Looking for something to put on your e-reader? Random House recognizes the expanding e-book market and is digitizing thousands of books.
The move helps minimize the use of paper, ink, transportation emissions and all the other elements of the heavy carbon footprint associated with printing. And it also means a far larger selection of titles for e-readers, which means a bigger incentive for people to look into getting the bookish gadget.
The numbers are showing that this move is about as savvy as a book business can get right now. Random House has 8,000 books in electronic format and ready for download already, and plans to have more than 15,000 titles in their e-library. Within a few months, thousands of titles will be added to the growing selection. And with good reason:
Random House's vice president for digital operations, Matt Shatz, says e-book sales have increased by triple digit percentages in 2008, thanks in part to Amazon.com's Kindle reader, but he declined to offer specific number.
Even without a specific number, triple digit percentages is pretty telling.

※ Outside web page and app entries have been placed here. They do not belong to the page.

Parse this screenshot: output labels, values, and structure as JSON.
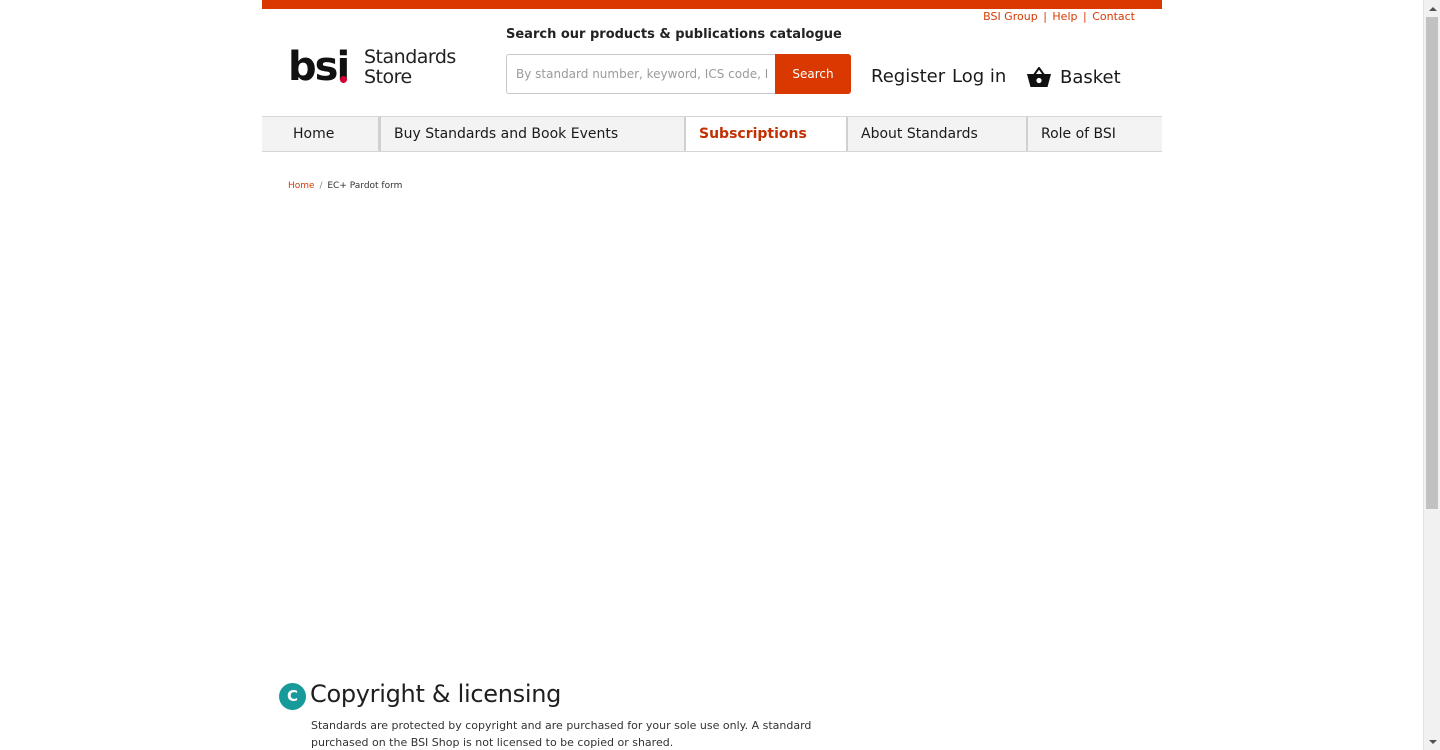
{
  "utility_links": {
    "group": "BSI Group",
    "help": "Help",
    "contact": "Contact",
    "separator": "|"
  },
  "logo": {
    "brand": "bsi",
    "store_line1": "Standards",
    "store_line2": "Store"
  },
  "search": {
    "label": "Search our products & publications catalogue",
    "placeholder": "By standard number, keyword, ICS code, IS",
    "button_label": "Search"
  },
  "account": {
    "register": "Register",
    "login": "Log in",
    "basket": "Basket"
  },
  "nav": {
    "items": [
      {
        "label": "Home",
        "active": false
      },
      {
        "label": "Buy Standards and Book Events",
        "active": false
      },
      {
        "label": "Subscriptions",
        "active": true
      },
      {
        "label": "About Standards",
        "active": false
      },
      {
        "label": "Role of BSI",
        "active": false
      }
    ]
  },
  "breadcrumb": {
    "home": "Home",
    "separator": "/",
    "current": "EC+ Pardot form"
  },
  "copyright": {
    "badge": "C",
    "title": "Copyright & licensing",
    "text": "Standards are protected by copyright and are purchased for your sole use only. A standard purchased on the BSI Shop is not licensed to be copied or shared."
  },
  "colors": {
    "brand_accent": "#d93900",
    "active_nav": "#c22f00",
    "badge_teal": "#199a9a",
    "logo_dot": "#d50032"
  },
  "icons": {
    "basket": "basket-icon",
    "scroll_up": "chevron-up-icon",
    "scroll_down": "chevron-down-icon"
  }
}
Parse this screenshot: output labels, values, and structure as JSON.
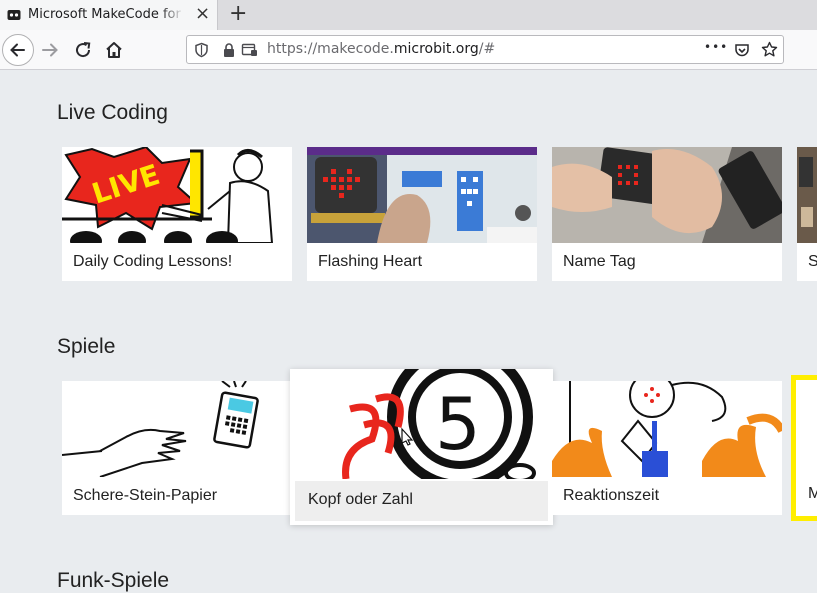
{
  "browser": {
    "tab_title": "Microsoft MakeCode for micro:bit",
    "new_tab_label": "+",
    "close_label": "×",
    "url_prefix": "https://makecode.",
    "url_host": "microbit.org",
    "url_suffix": "/#",
    "url_menu_label": "•••"
  },
  "sections": [
    {
      "title": "Live Coding",
      "cards": [
        "Daily Coding Lessons!",
        "Flashing Heart",
        "Name Tag",
        "S"
      ]
    },
    {
      "title": "Spiele",
      "cards": [
        "Schere-Stein-Papier",
        "Kopf oder Zahl",
        "Reaktionszeit",
        "M"
      ]
    },
    {
      "title": "Funk-Spiele"
    }
  ],
  "colors": {
    "page_bg": "#e9ecef",
    "card_bg": "#ffffff",
    "hover_label_bg": "#eeeeee",
    "highlight_border": "#ffee00",
    "live_red": "#e8261d",
    "live_yellow": "#ffe600"
  }
}
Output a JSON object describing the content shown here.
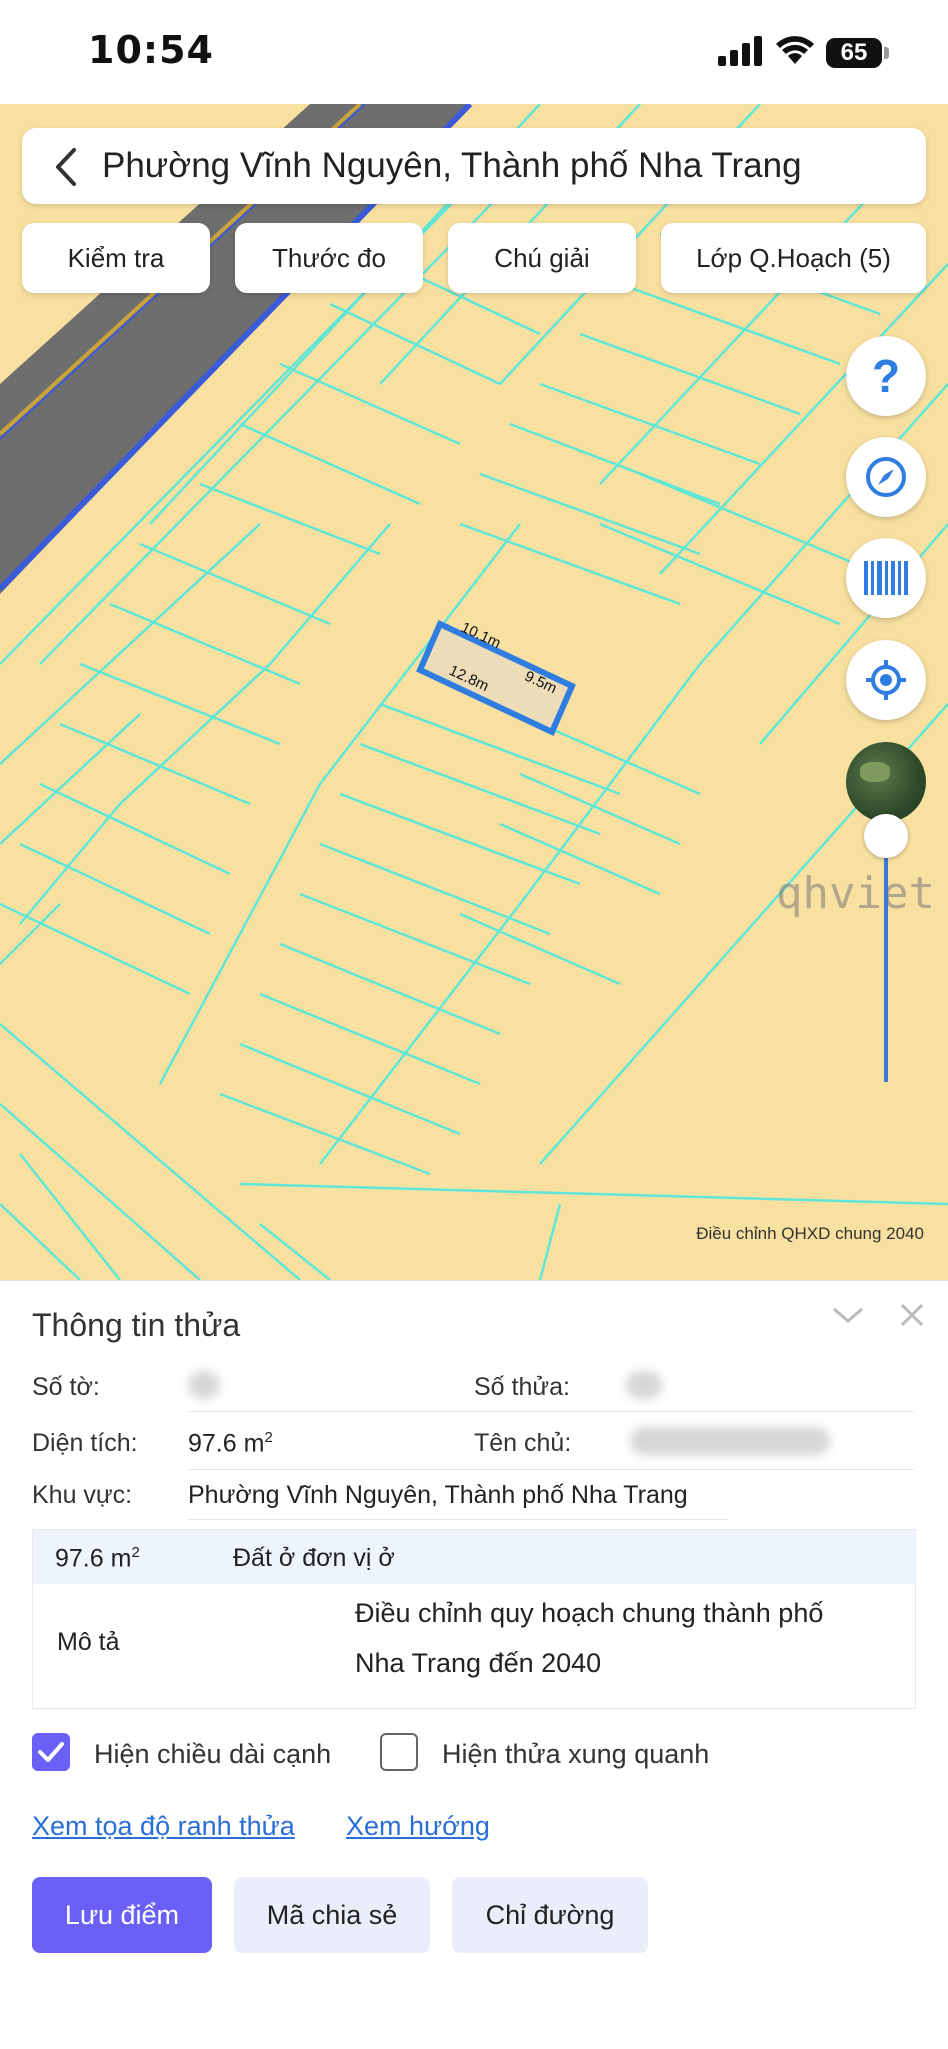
{
  "status": {
    "time": "10:54",
    "battery": "65"
  },
  "map": {
    "search_title": "Phường Vĩnh Nguyên, Thành phố Nha Trang",
    "chips": [
      "Kiểm tra",
      "Thước đo",
      "Chú giải",
      "Lớp Q.Hoạch (5)"
    ],
    "parcel_dims": [
      "10.1m",
      "9.5m",
      "12.8m"
    ],
    "watermark": "qhviet",
    "credit": "Điều chỉnh QHXD chung 2040",
    "fab_icons": [
      "help-icon",
      "compass-icon",
      "barcode-icon",
      "locate-icon",
      "satellite-layer-icon"
    ],
    "colors": {
      "land": "#f8e0a0",
      "lines": "#5fe6d6",
      "road": "#6e6e6e",
      "parcel": "#2f7de1"
    }
  },
  "panel": {
    "title": "Thông tin thửa",
    "so_to_label": "Số tờ:",
    "so_thua_label": "Số thửa:",
    "dien_tich_label": "Diện tích:",
    "dien_tich_value": "97.6 m",
    "area_unit_exp": "2",
    "ten_chu_label": "Tên chủ:",
    "khu_vuc_label": "Khu vực:",
    "khu_vuc_value": "Phường Vĩnh Nguyên, Thành phố Nha Trang",
    "table": {
      "area": "97.6 m",
      "land_type": "Đất ở đơn vị ở",
      "desc_label": "Mô tả",
      "desc_line1": "Điều chỉnh quy hoạch chung thành phố",
      "desc_line2": "Nha Trang đến 2040"
    },
    "checkbox_edge_label": "Hiện chiều dài cạnh",
    "checkbox_edge_checked": true,
    "checkbox_neighbors_label": "Hiện thửa xung quanh",
    "checkbox_neighbors_checked": false,
    "link_coords": "Xem tọa độ ranh thửa",
    "link_direction": "Xem hướng",
    "btn_save": "Lưu điểm",
    "btn_share": "Mã chia sẻ",
    "btn_route": "Chỉ đường",
    "accent": "#6a60f5"
  }
}
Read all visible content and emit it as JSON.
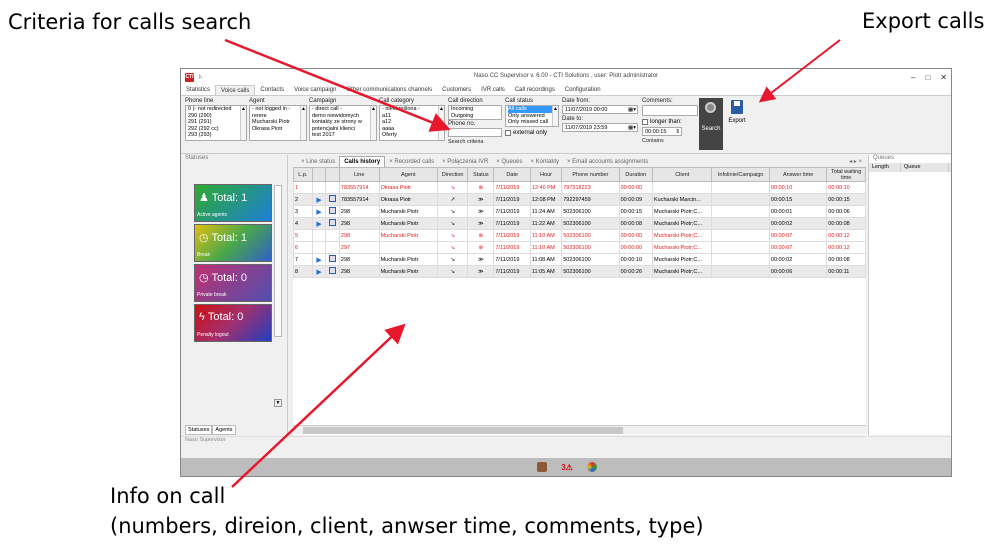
{
  "annotations": {
    "criteria": "Criteria for calls search",
    "export": "Export calls",
    "info_line1": "Info on call",
    "info_line2": "(numbers, direion, client, anwser time, comments, type)"
  },
  "window": {
    "logo": "CTI",
    "title": "Naso CC Supervisor  v. 6.00 - CTI Solutions ,  user: Piotr administrator",
    "controls": [
      "–",
      "□",
      "✕"
    ]
  },
  "menu": [
    "Statistics",
    "Voice calls",
    "Contacts",
    "Voice campaign",
    "Other communications channels",
    "Customers",
    "IVR calls",
    "Call recordings",
    "Configuration"
  ],
  "ribbon": {
    "phone_line": {
      "label": "Phone line",
      "items": [
        "0 (- not redirected",
        "290 (290)",
        "291 (291)",
        "292 (292 cc)",
        "293 (293)"
      ]
    },
    "agent": {
      "label": "Agent",
      "items": [
        "- not logged in -",
        "rerere",
        "Mucharski Piotr",
        "Okrasa Piotr"
      ]
    },
    "campaign": {
      "label": "Campaign",
      "items": [
        "- direct call -",
        "demo niewidomych",
        "kontakty ze strony w",
        "potencjalni klienci",
        "test 2017"
      ]
    },
    "category": {
      "label": "Call category",
      "items": [
        "- nieokreślona -",
        "a11",
        "a12",
        "aaaa",
        "Oferty"
      ]
    },
    "direction": {
      "label": "Call direction",
      "items": [
        "Incoming",
        "Outgoing"
      ]
    },
    "phone_no": {
      "label": "Phone no."
    },
    "search_criteria": "Search criteria",
    "status": {
      "label": "Call status",
      "items": [
        "All calls",
        "Only answered",
        "Only missed call"
      ],
      "external": "external only"
    },
    "date_from": {
      "label": "Date from:",
      "value": "11/07/2019  00:00"
    },
    "date_to": {
      "label": "Date to:",
      "value": "11/07/2019  23:59"
    },
    "comments": {
      "label": "Comments:"
    },
    "longer_than": {
      "label": "longer than:",
      "value": "00:00:15"
    },
    "contains": "Contains",
    "search_btn": "Search",
    "export_btn": "Export"
  },
  "statuses": {
    "header": "Statuses",
    "tiles": [
      {
        "value": "Total: 1",
        "label": "Active agents"
      },
      {
        "value": "Total: 1",
        "label": "Break"
      },
      {
        "value": "Total: 0",
        "label": "Private break"
      },
      {
        "value": "Total: 0",
        "label": "Penalty logout"
      }
    ],
    "tabs": [
      "Statuses",
      "Agents"
    ]
  },
  "center_tabs": [
    "Line status",
    "Calls history",
    "Recorded calls",
    "Połączenia IVR",
    "Queues",
    "Kontakty",
    "Email accounts assignments"
  ],
  "table": {
    "headers": [
      "L.p.",
      "",
      "",
      "Line",
      "Agent",
      "Direction",
      "Status",
      "Date",
      "Hour",
      "Phone number",
      "Duration",
      "Client",
      "Infolinie/Campaign",
      "Answer time",
      "Total waiting time"
    ],
    "rows": [
      {
        "lp": "1",
        "play": false,
        "line": "783557914",
        "agent": "Okrasa Piotr",
        "dir": "↘",
        "status": "⊗",
        "date": "7/11/2019",
        "hour": "12:40 PM",
        "phone": "797318223",
        "dur": "00:00:00",
        "client": "",
        "camp": "",
        "ans": "00:00:10",
        "wait": "00:00:10",
        "red": true
      },
      {
        "lp": "2",
        "play": true,
        "line": "783557914",
        "agent": "Okrasa Piotr",
        "dir": "↗",
        "status": "≫",
        "date": "7/11/2019",
        "hour": "12:08 PM",
        "phone": "792297459",
        "dur": "00:00:09",
        "client": "Kucharski Marcin...",
        "camp": "",
        "ans": "00:00:15",
        "wait": "00:00:15",
        "red": false
      },
      {
        "lp": "3",
        "play": true,
        "line": "298",
        "agent": "Mucharski Piotr",
        "dir": "↘",
        "status": "≫",
        "date": "7/11/2019",
        "hour": "11:24 AM",
        "phone": "502306100",
        "dur": "00:00:15",
        "client": "Mucharski Piotr;C...",
        "camp": "",
        "ans": "00:00:01",
        "wait": "00:00:06",
        "red": false
      },
      {
        "lp": "4",
        "play": true,
        "line": "298",
        "agent": "Mucharski Piotr",
        "dir": "↘",
        "status": "≫",
        "date": "7/11/2019",
        "hour": "11:22 AM",
        "phone": "502306100",
        "dur": "00:00:08",
        "client": "Mucharski Piotr;C...",
        "camp": "",
        "ans": "00:00:02",
        "wait": "00:00:08",
        "red": false
      },
      {
        "lp": "5",
        "play": false,
        "line": "298",
        "agent": "Mucharski Piotr",
        "dir": "↘",
        "status": "⊗",
        "date": "7/11/2019",
        "hour": "11:10 AM",
        "phone": "502306100",
        "dur": "00:00:00",
        "client": "Mucharski Piotr;C...",
        "camp": "",
        "ans": "00:00:07",
        "wait": "00:00:12",
        "red": true
      },
      {
        "lp": "6",
        "play": false,
        "line": "297",
        "agent": "",
        "dir": "↘",
        "status": "⊗",
        "date": "7/11/2019",
        "hour": "11:10 AM",
        "phone": "502306100",
        "dur": "00:00:00",
        "client": "Mucharski Piotr;C...",
        "camp": "",
        "ans": "00:00:07",
        "wait": "00:00:12",
        "red": true
      },
      {
        "lp": "7",
        "play": true,
        "line": "298",
        "agent": "Mucharski Piotr",
        "dir": "↘",
        "status": "≫",
        "date": "7/11/2019",
        "hour": "11:08 AM",
        "phone": "502306100",
        "dur": "00:00:10",
        "client": "Mucharski Piotr;C...",
        "camp": "",
        "ans": "00:00:02",
        "wait": "00:00:08",
        "red": false
      },
      {
        "lp": "8",
        "play": true,
        "line": "298",
        "agent": "Mucharski Piotr",
        "dir": "↘",
        "status": "≫",
        "date": "7/11/2019",
        "hour": "11:05 AM",
        "phone": "502306100",
        "dur": "00:00:26",
        "client": "Mucharski Piotr;C...",
        "camp": "",
        "ans": "00:00:06",
        "wait": "00:00:11",
        "red": false
      }
    ]
  },
  "queues": {
    "header": "Queues",
    "columns": [
      "Length",
      "Queue"
    ]
  },
  "bottom_pane": "Naso Supervisor",
  "colors": {
    "arrow": "#e8182c",
    "missed": "#e02020",
    "accent": "#2a6fd0"
  }
}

While e-readers are still a really small market, it is a market that is on the uptake. And while the exact impact on the environment is yet to be known, using a single electronic device (with the possibility of being recharged with renewable energy) is better than buying a new printed book every time you’re in the mood to read. However, it has yet to prove itself greener than a the public library – an institution that minimizes consumerism in general.